Women have always had a place in American history, but have often gotten lost — or purposefully shunned — from the country's collective consciousness. Though the United States has always had its fair share of female inventors, scientists, and artists, it hasn't been until recent times that they have stared to receive the recognition they have long deserved. But it seems that men in positions of esteem still manage to become household names first, so in an effort to begin correcting that, here is a list of seven powerful American women you may not know, but should.
These women are the inventors and politicians of a generation — they've contributed directly to our country, making massive leaps in the realms of science and equal rights for women. They may not be the first person to roll off your tongue when naming American contributions, but that's exactly why they deserve the praise. Many have managed to work doubly as hard when compared to their male counterparts, paving the way for a future that doesn't turn away the contributions of anyone, regardless of their sex.
This list, of course, is a small minority of a growing population of powerful women in the United States, but it's certainly a start:
Ann Dunwoody made history by becoming the first woman to receive the title of a four star general in the military. She later became the Army’s Materiel Command, controlling the flow of goods from military campaigns in Iraq and Afghanistan. She is rumored to possibly be one of the contenders for president-elect Donald Trump's Veterans Affairs Secretary.
Lael Brainard currently serves as a member of the U.S. Federal Reserve's Board of Governors, and worked as the United States Under Secretary of the Treasury for International Affairs for President Obama until 2013. Brainard was known for her developmental work on climate change during this time, and was likewise rumored to be a potential Treasury Secretary pick for Hillary Clinton had she won the election.
Teresa Shook is the woman behind the original idea for the Women's March on Washington, the protest scheduled for the day following Donald Trump's inauguration. The retired lawyer and grandmother's plea for a march (an idea that originally just went out to some forty of Shook's friends via Facebook) had been credited with drawing in hundreds of thousands of expected marchers for the Jan. 21 protest.
Activist Bob Bland is another fierce activist to look out for. Founder of Manufacture New York and fashion designer by trade (you may recognize her Nasty Woman t-shirts from the election), it was Bland who took Shook's idea for the march and ran with it. She is now serving as the event's co-chair and is credited with moving the march in the direction and size it is today.

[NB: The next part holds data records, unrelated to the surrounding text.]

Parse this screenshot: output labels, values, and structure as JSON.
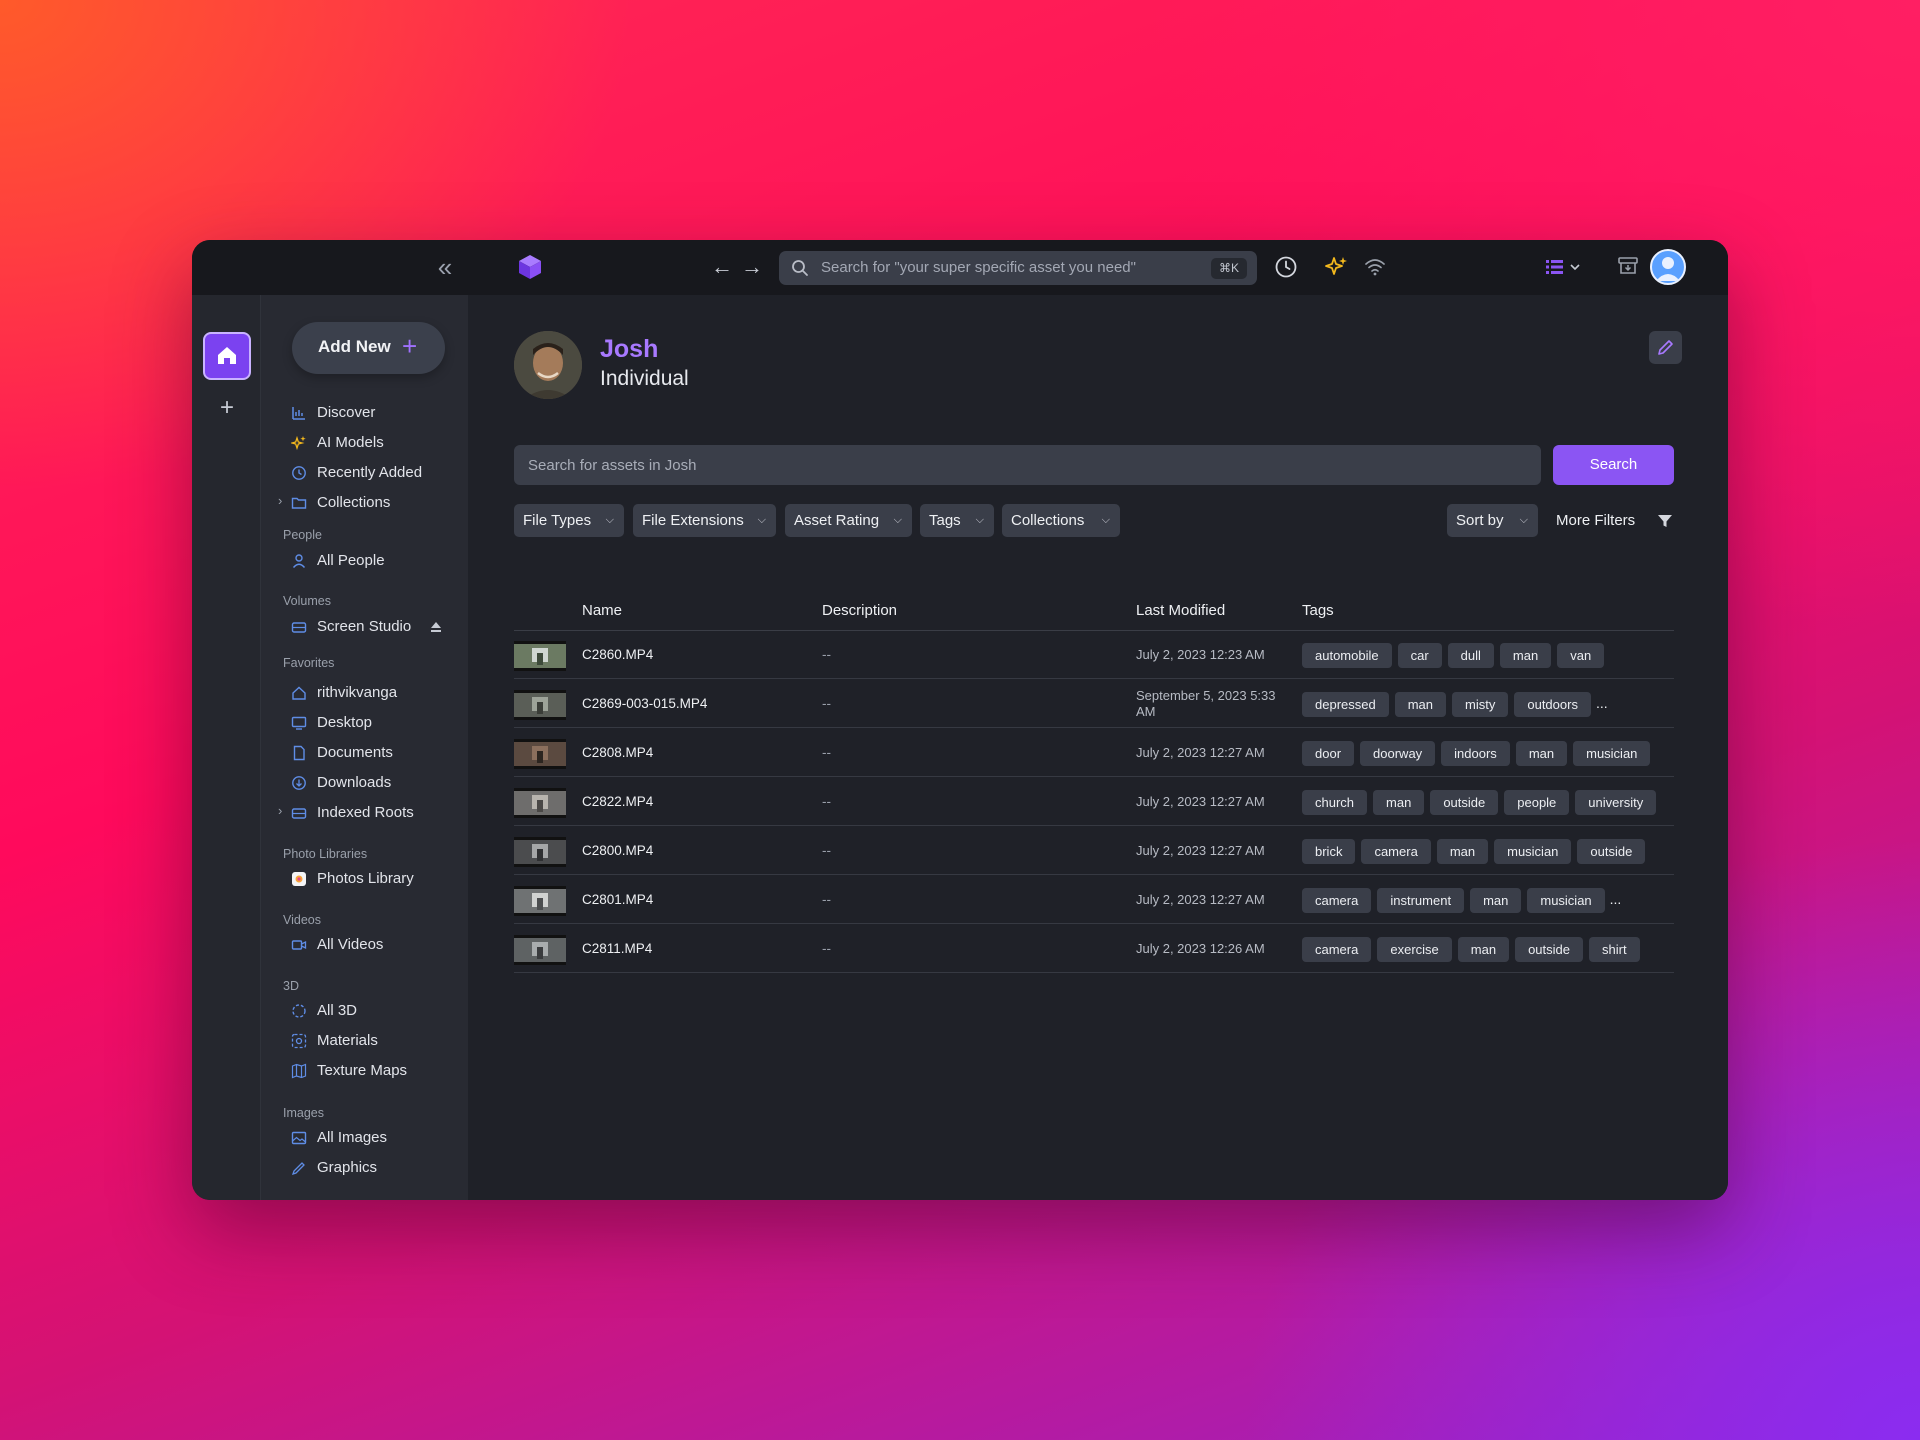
{
  "topbar": {
    "search_placeholder": "Search for \"your super specific asset you need\"",
    "shortcut": "⌘K"
  },
  "sidebar": {
    "add_new": "Add New",
    "main_items": [
      {
        "label": "Discover",
        "icon": "discover-icon"
      },
      {
        "label": "AI Models",
        "icon": "sparkle-icon"
      },
      {
        "label": "Recently Added",
        "icon": "clock-icon"
      },
      {
        "label": "Collections",
        "icon": "folder-icon"
      }
    ],
    "sections": {
      "people": {
        "title": "People",
        "items": [
          "All People"
        ]
      },
      "volumes": {
        "title": "Volumes",
        "items": [
          "Screen Studio"
        ]
      },
      "favorites": {
        "title": "Favorites",
        "items": [
          "rithvikvanga",
          "Desktop",
          "Documents",
          "Downloads",
          "Indexed Roots"
        ]
      },
      "photo_libraries": {
        "title": "Photo Libraries",
        "items": [
          "Photos Library"
        ]
      },
      "videos": {
        "title": "Videos",
        "items": [
          "All Videos"
        ]
      },
      "three_d": {
        "title": "3D",
        "items": [
          "All 3D",
          "Materials",
          "Texture Maps"
        ]
      },
      "images": {
        "title": "Images",
        "items": [
          "All Images",
          "Graphics"
        ]
      }
    }
  },
  "person": {
    "name": "Josh",
    "type": "Individual"
  },
  "asset_search": {
    "placeholder": "Search for assets in Josh",
    "button": "Search"
  },
  "filters": {
    "file_types": "File Types",
    "file_extensions": "File Extensions",
    "asset_rating": "Asset Rating",
    "tags": "Tags",
    "collections": "Collections",
    "sort_by": "Sort by",
    "more_filters": "More Filters"
  },
  "table": {
    "columns": [
      "Name",
      "Description",
      "Last Modified",
      "Tags"
    ],
    "rows": [
      {
        "name": "C2860.MP4",
        "description": "--",
        "modified": "July 2, 2023 12:23 AM",
        "tags": [
          "automobile",
          "car",
          "dull",
          "man",
          "van"
        ],
        "more": ""
      },
      {
        "name": "C2869-003-015.MP4",
        "description": "--",
        "modified": "September 5, 2023 5:33 AM",
        "tags": [
          "depressed",
          "man",
          "misty",
          "outdoors"
        ],
        "more": "..."
      },
      {
        "name": "C2808.MP4",
        "description": "--",
        "modified": "July 2, 2023 12:27 AM",
        "tags": [
          "door",
          "doorway",
          "indoors",
          "man",
          "musician"
        ],
        "more": ""
      },
      {
        "name": "C2822.MP4",
        "description": "--",
        "modified": "July 2, 2023 12:27 AM",
        "tags": [
          "church",
          "man",
          "outside",
          "people",
          "university"
        ],
        "more": ""
      },
      {
        "name": "C2800.MP4",
        "description": "--",
        "modified": "July 2, 2023 12:27 AM",
        "tags": [
          "brick",
          "camera",
          "man",
          "musician",
          "outside"
        ],
        "more": ""
      },
      {
        "name": "C2801.MP4",
        "description": "--",
        "modified": "July 2, 2023 12:27 AM",
        "tags": [
          "camera",
          "instrument",
          "man",
          "musician"
        ],
        "more": "..."
      },
      {
        "name": "C2811.MP4",
        "description": "--",
        "modified": "July 2, 2023 12:26 AM",
        "tags": [
          "camera",
          "exercise",
          "man",
          "outside",
          "shirt"
        ],
        "more": ""
      }
    ]
  },
  "colors": {
    "accent": "#8b55f3",
    "accent_text": "#a879ff",
    "window_bg": "#1f2128",
    "sidebar_bg": "#282a32",
    "chip_bg": "#3a3e49"
  }
}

Shirley Ann Jackson
Dr. Shirley Ann Jackson is an American physicist, having been only the second African-American woman in the United States to earn a doctorate in physics. She has been credited with making large advancements in telecommunications research, and was selected to serve on the President’s Council of Advisors on Science and Technology.
Ruzena Bajcsy is a computer scientist who specializes in robotics, and currently works as a professor at UC Berkeley. Age certainly hasn't stopped her — though she's 83 years old, she still publishes regular work, with her concentration currently focusing on how artificial intelligence can improve the lives of people with muscular dystrophy.
Mona Hanna-Attisha is credited with being one of the first doctors to make the connection between lead poisoning and contaminated water in Flint, Michigan. Thanks to her research and subsequent whistleblowing, Flint is finally starting to get the help it needs to decontaminate its drinking water.
These women's contributions cannot be overstated. Thanks to them, we've seen great advancements in so many areas of American life. Likewise, they've helped pave the way for future female leaders.